→ **Collection entries**
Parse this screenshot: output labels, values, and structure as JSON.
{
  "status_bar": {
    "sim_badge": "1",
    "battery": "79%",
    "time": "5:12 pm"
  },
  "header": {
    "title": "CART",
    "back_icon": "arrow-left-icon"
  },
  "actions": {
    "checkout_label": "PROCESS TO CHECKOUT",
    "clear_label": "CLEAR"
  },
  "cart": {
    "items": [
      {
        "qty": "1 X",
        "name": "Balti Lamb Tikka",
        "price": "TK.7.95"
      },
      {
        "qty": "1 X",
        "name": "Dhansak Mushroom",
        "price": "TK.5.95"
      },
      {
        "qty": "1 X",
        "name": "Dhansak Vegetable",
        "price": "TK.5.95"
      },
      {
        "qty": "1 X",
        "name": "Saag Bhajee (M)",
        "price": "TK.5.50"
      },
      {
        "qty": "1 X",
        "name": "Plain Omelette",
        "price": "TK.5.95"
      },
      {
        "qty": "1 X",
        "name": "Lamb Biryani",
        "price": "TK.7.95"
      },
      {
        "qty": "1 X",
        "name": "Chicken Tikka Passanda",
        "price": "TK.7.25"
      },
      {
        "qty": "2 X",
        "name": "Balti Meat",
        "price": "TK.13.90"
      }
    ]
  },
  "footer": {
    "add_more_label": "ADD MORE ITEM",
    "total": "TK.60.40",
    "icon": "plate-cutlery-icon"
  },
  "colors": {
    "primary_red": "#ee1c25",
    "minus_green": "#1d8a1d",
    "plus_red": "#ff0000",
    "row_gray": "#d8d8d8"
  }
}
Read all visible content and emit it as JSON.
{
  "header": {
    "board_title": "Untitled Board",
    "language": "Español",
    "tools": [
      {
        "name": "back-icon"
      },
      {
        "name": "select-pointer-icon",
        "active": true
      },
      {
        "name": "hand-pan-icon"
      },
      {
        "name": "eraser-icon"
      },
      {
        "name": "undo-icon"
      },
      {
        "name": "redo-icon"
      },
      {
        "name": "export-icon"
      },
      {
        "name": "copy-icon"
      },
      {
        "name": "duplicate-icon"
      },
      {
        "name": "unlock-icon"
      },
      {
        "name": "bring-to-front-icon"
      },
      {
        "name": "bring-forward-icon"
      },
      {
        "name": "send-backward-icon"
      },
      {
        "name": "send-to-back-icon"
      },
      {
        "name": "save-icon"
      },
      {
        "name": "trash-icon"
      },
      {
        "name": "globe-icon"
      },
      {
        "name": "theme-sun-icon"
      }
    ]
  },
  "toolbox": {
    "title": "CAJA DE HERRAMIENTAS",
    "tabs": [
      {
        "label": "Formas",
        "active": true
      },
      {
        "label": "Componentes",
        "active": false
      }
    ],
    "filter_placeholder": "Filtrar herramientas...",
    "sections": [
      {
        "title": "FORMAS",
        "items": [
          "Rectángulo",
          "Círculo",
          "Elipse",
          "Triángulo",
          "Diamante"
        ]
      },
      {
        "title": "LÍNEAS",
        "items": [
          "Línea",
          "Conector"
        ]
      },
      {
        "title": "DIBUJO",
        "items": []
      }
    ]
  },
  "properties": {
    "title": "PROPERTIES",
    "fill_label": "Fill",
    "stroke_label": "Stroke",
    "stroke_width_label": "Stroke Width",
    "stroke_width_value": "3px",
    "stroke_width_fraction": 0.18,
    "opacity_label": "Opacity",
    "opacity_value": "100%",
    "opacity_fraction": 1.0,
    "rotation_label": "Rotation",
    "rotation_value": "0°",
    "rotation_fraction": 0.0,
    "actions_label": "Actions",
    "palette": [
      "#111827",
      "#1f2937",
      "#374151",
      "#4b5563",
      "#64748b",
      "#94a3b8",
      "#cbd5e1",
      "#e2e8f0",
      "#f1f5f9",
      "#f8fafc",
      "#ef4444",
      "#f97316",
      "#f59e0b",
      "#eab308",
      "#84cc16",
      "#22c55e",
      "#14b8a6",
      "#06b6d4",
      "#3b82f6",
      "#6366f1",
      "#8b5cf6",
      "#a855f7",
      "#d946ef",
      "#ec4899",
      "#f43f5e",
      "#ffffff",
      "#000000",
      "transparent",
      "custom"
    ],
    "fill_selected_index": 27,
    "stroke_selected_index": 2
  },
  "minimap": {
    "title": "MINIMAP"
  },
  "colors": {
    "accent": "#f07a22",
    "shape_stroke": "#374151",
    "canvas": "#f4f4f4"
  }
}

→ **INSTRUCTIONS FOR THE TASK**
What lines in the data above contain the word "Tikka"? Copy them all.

→ **YOUR SOLUTION**
        "name": "Balti Lamb Tikka",
        "name": "Chicken Tikka Passanda",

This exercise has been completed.